The city council was scheduled to meet in a special session Tuesday at 5 p.m. to consider a resolution to increase local water rates by 18 percent. The move was prompted to allow the city to continue to meet bond debt service requirements on its water treatment plant.
The issuance of the bond dates back several years, when the city was forced to approve construction of the plant to reduce the amount of arsenic in the local water supply. That move came after the state and federal governments radically reduced the acceptable level of arsenic allowed in municipal drinking water.
In order to build the plant, the city issued $18 million in bonds. The council in place in 2005, when the subject was first broached, approved a resolution to increase water rates by 24 percent per year over a four-year period (96 percent in total), ending in 2009, in order to have the money to pay off the bond. The 2005 resolution also allowed the city to impose additional cost of living rate increases as needed.
There have been no increases to the water rates since 2009.
However, City Manager Kindon Meik said it became apparent to the city in recent months that state-mandated water conservation efforts were cutting into water fund revenues. Flat-rate customers are paying the same for water service despite double-digit cuts in water use. Those on metered water service from the city are actually seeing reductions in their water bills thanks to their conservation efforts.

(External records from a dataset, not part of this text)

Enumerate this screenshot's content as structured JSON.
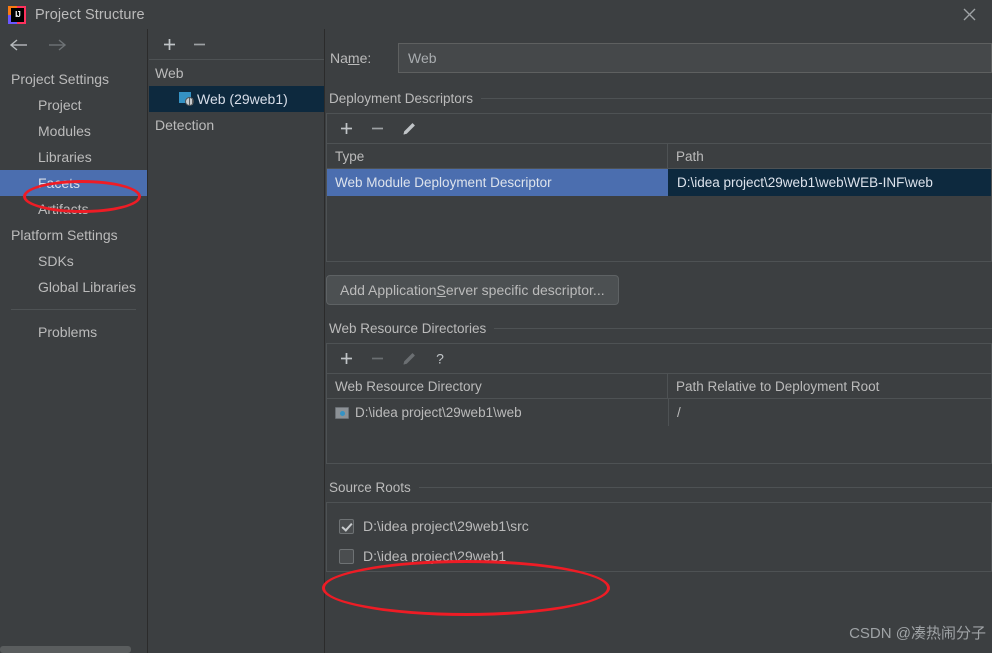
{
  "window": {
    "title": "Project Structure",
    "logo_icon": "intellij-idea-logo",
    "close_icon": "close-icon"
  },
  "sidebar": {
    "back_icon": "arrow-left-icon",
    "forward_icon": "arrow-right-icon",
    "items": [
      {
        "label": "Project Settings",
        "type": "group",
        "selected": false
      },
      {
        "label": "Project",
        "type": "child",
        "selected": false
      },
      {
        "label": "Modules",
        "type": "child",
        "selected": false
      },
      {
        "label": "Libraries",
        "type": "child",
        "selected": false
      },
      {
        "label": "Facets",
        "type": "child",
        "selected": true
      },
      {
        "label": "Artifacts",
        "type": "child",
        "selected": false
      },
      {
        "label": "Platform Settings",
        "type": "group",
        "selected": false
      },
      {
        "label": "SDKs",
        "type": "child",
        "selected": false
      },
      {
        "label": "Global Libraries",
        "type": "child",
        "selected": false
      }
    ],
    "footer_item": {
      "label": "Problems"
    }
  },
  "facets_panel": {
    "toolbar": [
      {
        "icon": "plus-icon",
        "enabled": true
      },
      {
        "icon": "minus-icon",
        "enabled": true
      }
    ],
    "tree": [
      {
        "label": "Web",
        "level": "root",
        "selected": false,
        "icon": null
      },
      {
        "label": "Web (29web1)",
        "level": "child",
        "selected": true,
        "icon": "web-facet-icon"
      },
      {
        "label": "Detection",
        "level": "root",
        "selected": false,
        "icon": null
      }
    ]
  },
  "detail": {
    "name_label_pre": "Na",
    "name_label_mnemonic": "m",
    "name_label_post": "e:",
    "name_value": "Web",
    "name_placeholder": "Name",
    "deployment": {
      "title": "Deployment Descriptors",
      "toolbar": [
        {
          "icon": "plus-icon",
          "enabled": true
        },
        {
          "icon": "minus-icon",
          "enabled": true
        },
        {
          "icon": "pencil-icon",
          "enabled": true
        }
      ],
      "columns": [
        "Type",
        "Path"
      ],
      "rows": [
        {
          "type": "Web Module Deployment Descriptor",
          "path": "D:\\idea project\\29web1\\web\\WEB-INF\\web",
          "selected": true
        }
      ]
    },
    "add_server_button_pre": "Add Application ",
    "add_server_button_mnemonic": "S",
    "add_server_button_post": "erver specific descriptor...",
    "web_resources": {
      "title": "Web Resource Directories",
      "toolbar": [
        {
          "icon": "plus-icon",
          "enabled": true
        },
        {
          "icon": "minus-icon",
          "enabled": false
        },
        {
          "icon": "pencil-icon",
          "enabled": false
        },
        {
          "icon": "question-icon",
          "enabled": true
        }
      ],
      "columns": [
        "Web Resource Directory",
        "Path Relative to Deployment Root"
      ],
      "rows": [
        {
          "directory": "D:\\idea project\\29web1\\web",
          "relative_path": "/",
          "icon": "directory-icon"
        }
      ]
    },
    "source_roots": {
      "title": "Source Roots",
      "rows": [
        {
          "path": "D:\\idea project\\29web1\\src",
          "checked": true
        },
        {
          "path": "D:\\idea project\\29web1",
          "checked": false
        }
      ]
    }
  },
  "annotations": [
    {
      "name": "facets-highlight",
      "shape": "ellipse",
      "color": "#EE1C25"
    },
    {
      "name": "source-roots-highlight",
      "shape": "ellipse",
      "color": "#EE1C25"
    }
  ],
  "watermark": "CSDN @凑热闹分子",
  "theme": {
    "background": "#3C3F41",
    "selection_blue": "#4B6EAF",
    "selection_navy": "#0D293E",
    "text": "#BBBBBB",
    "accent_red": "#EE1C25"
  }
}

Thereby lies the rub. When the city signed covenants for the water bond, it agreed to maintain debt service coverage at 120 percent; in other words, the city obligated itself to ensure its net revenues were 20 percent higher than its total debt service on the bond issuance.
At some point since the city became aware it would not meet the bond requirement, city staff contacted NHA Advisors to provide solutions. Tuesday’s resolution is a direct result. In addition to the 18 percent increase—which is retroactive to Jan. 1—the resolution will allow a three percent or higher rate increase (tied to cost of living increases, with three percent used as the minimum base percentage), beginning with the new fiscal year on July 1, and annually thereafter, as necessary.
NHA Advisors made other recommendations, which the city staff submitted for council approval. They included:
–Reduction of expenses in the water fund. The city proposed cutting the water fund by $120,000 during the remaining five months of the current fiscal year.
–Utilizing cash reserves as a rate stabilization fund (RSF); city staff proposed transfer of $150,000 in water fund reserves into a RSF. That money could be returned over the next year as the rate increase kicks in.
–Authorization of a rate study for future solidity of the water fund. No cost was given for the study, which is aimed at developing a water rate structure that maintains the financial stability of the water fund.